(Your assignment):
Each line below should be copied exactly as it stands.

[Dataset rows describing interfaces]
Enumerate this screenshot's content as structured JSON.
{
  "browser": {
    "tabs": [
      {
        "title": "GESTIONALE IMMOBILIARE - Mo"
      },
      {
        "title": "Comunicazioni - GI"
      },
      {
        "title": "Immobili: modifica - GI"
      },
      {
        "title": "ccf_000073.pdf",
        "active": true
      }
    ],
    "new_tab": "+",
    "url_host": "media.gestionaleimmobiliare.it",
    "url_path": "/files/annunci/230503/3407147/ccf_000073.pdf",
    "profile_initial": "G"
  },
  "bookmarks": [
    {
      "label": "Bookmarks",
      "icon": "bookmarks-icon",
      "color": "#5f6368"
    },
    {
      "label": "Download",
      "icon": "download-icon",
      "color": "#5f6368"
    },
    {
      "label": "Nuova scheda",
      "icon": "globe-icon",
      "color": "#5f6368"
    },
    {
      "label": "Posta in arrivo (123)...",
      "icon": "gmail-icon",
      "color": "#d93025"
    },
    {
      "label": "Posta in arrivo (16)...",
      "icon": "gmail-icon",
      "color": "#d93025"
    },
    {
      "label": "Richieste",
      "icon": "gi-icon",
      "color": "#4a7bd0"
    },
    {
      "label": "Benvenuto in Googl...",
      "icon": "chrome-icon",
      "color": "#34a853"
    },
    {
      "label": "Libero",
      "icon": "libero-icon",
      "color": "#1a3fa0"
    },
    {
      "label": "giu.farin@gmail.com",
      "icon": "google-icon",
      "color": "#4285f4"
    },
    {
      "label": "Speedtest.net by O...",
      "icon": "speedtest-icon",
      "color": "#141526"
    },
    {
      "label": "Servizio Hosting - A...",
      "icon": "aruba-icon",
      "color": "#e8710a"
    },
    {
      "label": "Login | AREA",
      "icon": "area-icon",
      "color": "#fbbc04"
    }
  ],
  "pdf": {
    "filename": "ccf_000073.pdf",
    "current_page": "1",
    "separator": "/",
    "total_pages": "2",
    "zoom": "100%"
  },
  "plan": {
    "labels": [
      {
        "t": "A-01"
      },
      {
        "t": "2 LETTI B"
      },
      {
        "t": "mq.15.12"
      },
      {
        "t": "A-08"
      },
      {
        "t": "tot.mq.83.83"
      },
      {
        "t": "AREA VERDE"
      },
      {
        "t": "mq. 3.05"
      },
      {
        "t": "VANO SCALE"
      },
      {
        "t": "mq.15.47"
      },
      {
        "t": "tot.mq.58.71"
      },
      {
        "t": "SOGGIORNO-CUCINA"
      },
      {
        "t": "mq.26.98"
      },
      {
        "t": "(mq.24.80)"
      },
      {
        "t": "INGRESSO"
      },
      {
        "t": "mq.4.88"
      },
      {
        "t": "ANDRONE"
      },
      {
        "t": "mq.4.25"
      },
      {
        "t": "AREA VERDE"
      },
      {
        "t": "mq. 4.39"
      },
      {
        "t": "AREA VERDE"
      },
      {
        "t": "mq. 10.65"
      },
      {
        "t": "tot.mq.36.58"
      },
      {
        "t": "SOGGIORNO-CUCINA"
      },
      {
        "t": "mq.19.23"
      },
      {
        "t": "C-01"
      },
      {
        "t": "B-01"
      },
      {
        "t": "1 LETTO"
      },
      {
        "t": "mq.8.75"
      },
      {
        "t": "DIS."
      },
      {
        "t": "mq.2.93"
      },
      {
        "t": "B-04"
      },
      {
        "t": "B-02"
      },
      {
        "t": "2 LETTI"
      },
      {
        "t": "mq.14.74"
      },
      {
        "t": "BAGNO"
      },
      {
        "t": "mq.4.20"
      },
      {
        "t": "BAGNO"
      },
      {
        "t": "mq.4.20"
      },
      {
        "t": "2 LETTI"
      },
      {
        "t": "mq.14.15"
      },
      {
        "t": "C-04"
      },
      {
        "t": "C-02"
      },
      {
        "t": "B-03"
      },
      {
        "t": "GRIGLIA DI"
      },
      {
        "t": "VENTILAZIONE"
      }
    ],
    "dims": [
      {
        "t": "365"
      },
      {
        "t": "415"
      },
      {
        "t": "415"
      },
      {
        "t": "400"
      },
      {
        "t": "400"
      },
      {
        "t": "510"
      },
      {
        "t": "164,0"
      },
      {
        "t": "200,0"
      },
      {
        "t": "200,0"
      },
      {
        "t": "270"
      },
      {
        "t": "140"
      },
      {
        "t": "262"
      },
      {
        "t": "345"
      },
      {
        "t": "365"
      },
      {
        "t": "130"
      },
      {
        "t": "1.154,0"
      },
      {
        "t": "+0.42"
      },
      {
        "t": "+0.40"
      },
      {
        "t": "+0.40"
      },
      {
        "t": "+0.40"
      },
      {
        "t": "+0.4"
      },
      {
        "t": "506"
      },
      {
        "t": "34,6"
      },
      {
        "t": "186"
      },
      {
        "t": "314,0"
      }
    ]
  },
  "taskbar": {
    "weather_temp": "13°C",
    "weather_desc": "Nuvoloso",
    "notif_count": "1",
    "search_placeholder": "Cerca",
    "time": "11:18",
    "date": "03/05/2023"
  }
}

(Solution for this task):
Enumerate this screenshot's content as structured JSON.
{
  "browser": {
    "tabs": [
      {
        "title": "GESTIONALE IMMOBILIARE - Mo"
      },
      {
        "title": "Comunicazioni - GI"
      },
      {
        "title": "Immobili: modifica - GI"
      },
      {
        "title": "ccf_000073.pdf",
        "active": true
      }
    ],
    "new_tab": "+",
    "url_host": "media.gestionaleimmobiliare.it",
    "url_path": "/files/annunci/230503/3407147/ccf_000073.pdf",
    "profile_initial": "G"
  },
  "bookmarks": [
    {
      "label": "Bookmarks",
      "icon": "bookmarks-icon",
      "color": "#5f6368"
    },
    {
      "label": "Download",
      "icon": "download-icon",
      "color": "#5f6368"
    },
    {
      "label": "Nuova scheda",
      "icon": "globe-icon",
      "color": "#5f6368"
    },
    {
      "label": "Posta in arrivo (123)...",
      "icon": "gmail-icon",
      "color": "#d93025"
    },
    {
      "label": "Posta in arrivo (16)...",
      "icon": "gmail-icon",
      "color": "#d93025"
    },
    {
      "label": "Richieste",
      "icon": "gi-icon",
      "color": "#4a7bd0"
    },
    {
      "label": "Benvenuto in Googl...",
      "icon": "chrome-icon",
      "color": "#34a853"
    },
    {
      "label": "Libero",
      "icon": "libero-icon",
      "color": "#1a3fa0"
    },
    {
      "label": "giu.farin@gmail.com",
      "icon": "google-icon",
      "color": "#4285f4"
    },
    {
      "label": "Speedtest.net by O...",
      "icon": "speedtest-icon",
      "color": "#141526"
    },
    {
      "label": "Servizio Hosting - A...",
      "icon": "aruba-icon",
      "color": "#e8710a"
    },
    {
      "label": "Login | AREA",
      "icon": "area-icon",
      "color": "#fbbc04"
    }
  ],
  "pdf": {
    "filename": "ccf_000073.pdf",
    "current_page": "1",
    "separator": "/",
    "total_pages": "2",
    "zoom": "100%"
  },
  "plan": {
    "labels": [
      {
        "t": "A-01"
      },
      {
        "t": "2 LETTI B"
      },
      {
        "t": "mq.15.12"
      },
      {
        "t": "A-08"
      },
      {
        "t": "tot.mq.83.83"
      },
      {
        "t": "AREA VERDE"
      },
      {
        "t": "mq. 3.05"
      },
      {
        "t": "VANO SCALE"
      },
      {
        "t": "mq.15.47"
      },
      {
        "t": "tot.mq.58.71"
      },
      {
        "t": "SOGGIORNO-CUCINA"
      },
      {
        "t": "mq.26.98"
      },
      {
        "t": "(mq.24.80)"
      },
      {
        "t": "INGRESSO"
      },
      {
        "t": "mq.4.88"
      },
      {
        "t": "ANDRONE"
      },
      {
        "t": "mq.4.25"
      },
      {
        "t": "AREA VERDE"
      },
      {
        "t": "mq. 4.39"
      },
      {
        "t": "AREA VERDE"
      },
      {
        "t": "mq. 10.65"
      },
      {
        "t": "tot.mq.36.58"
      },
      {
        "t": "SOGGIORNO-CUCINA"
      },
      {
        "t": "mq.19.23"
      },
      {
        "t": "C-01"
      },
      {
        "t": "B-01"
      },
      {
        "t": "1 LETTO"
      },
      {
        "t": "mq.8.75"
      },
      {
        "t": "DIS."
      },
      {
        "t": "mq.2.93"
      },
      {
        "t": "B-04"
      },
      {
        "t": "B-02"
      },
      {
        "t": "2 LETTI"
      },
      {
        "t": "mq.14.74"
      },
      {
        "t": "BAGNO"
      },
      {
        "t": "mq.4.20"
      },
      {
        "t": "BAGNO"
      },
      {
        "t": "mq.4.20"
      },
      {
        "t": "2 LETTI"
      },
      {
        "t": "mq.14.15"
      },
      {
        "t": "C-04"
      },
      {
        "t": "C-02"
      },
      {
        "t": "B-03"
      },
      {
        "t": "GRIGLIA DI"
      },
      {
        "t": "VENTILAZIONE"
      }
    ],
    "dims": [
      {
        "t": "365"
      },
      {
        "t": "415"
      },
      {
        "t": "415"
      },
      {
        "t": "400"
      },
      {
        "t": "400"
      },
      {
        "t": "510"
      },
      {
        "t": "164,0"
      },
      {
        "t": "200,0"
      },
      {
        "t": "200,0"
      },
      {
        "t": "270"
      },
      {
        "t": "140"
      },
      {
        "t": "262"
      },
      {
        "t": "345"
      },
      {
        "t": "365"
      },
      {
        "t": "130"
      },
      {
        "t": "1.154,0"
      },
      {
        "t": "+0.42"
      },
      {
        "t": "+0.40"
      },
      {
        "t": "+0.40"
      },
      {
        "t": "+0.40"
      },
      {
        "t": "+0.4"
      },
      {
        "t": "506"
      },
      {
        "t": "34,6"
      },
      {
        "t": "186"
      },
      {
        "t": "314,0"
      }
    ]
  },
  "taskbar": {
    "weather_temp": "13°C",
    "weather_desc": "Nuvoloso",
    "notif_count": "1",
    "search_placeholder": "Cerca",
    "time": "11:18",
    "date": "03/05/2023"
  }
}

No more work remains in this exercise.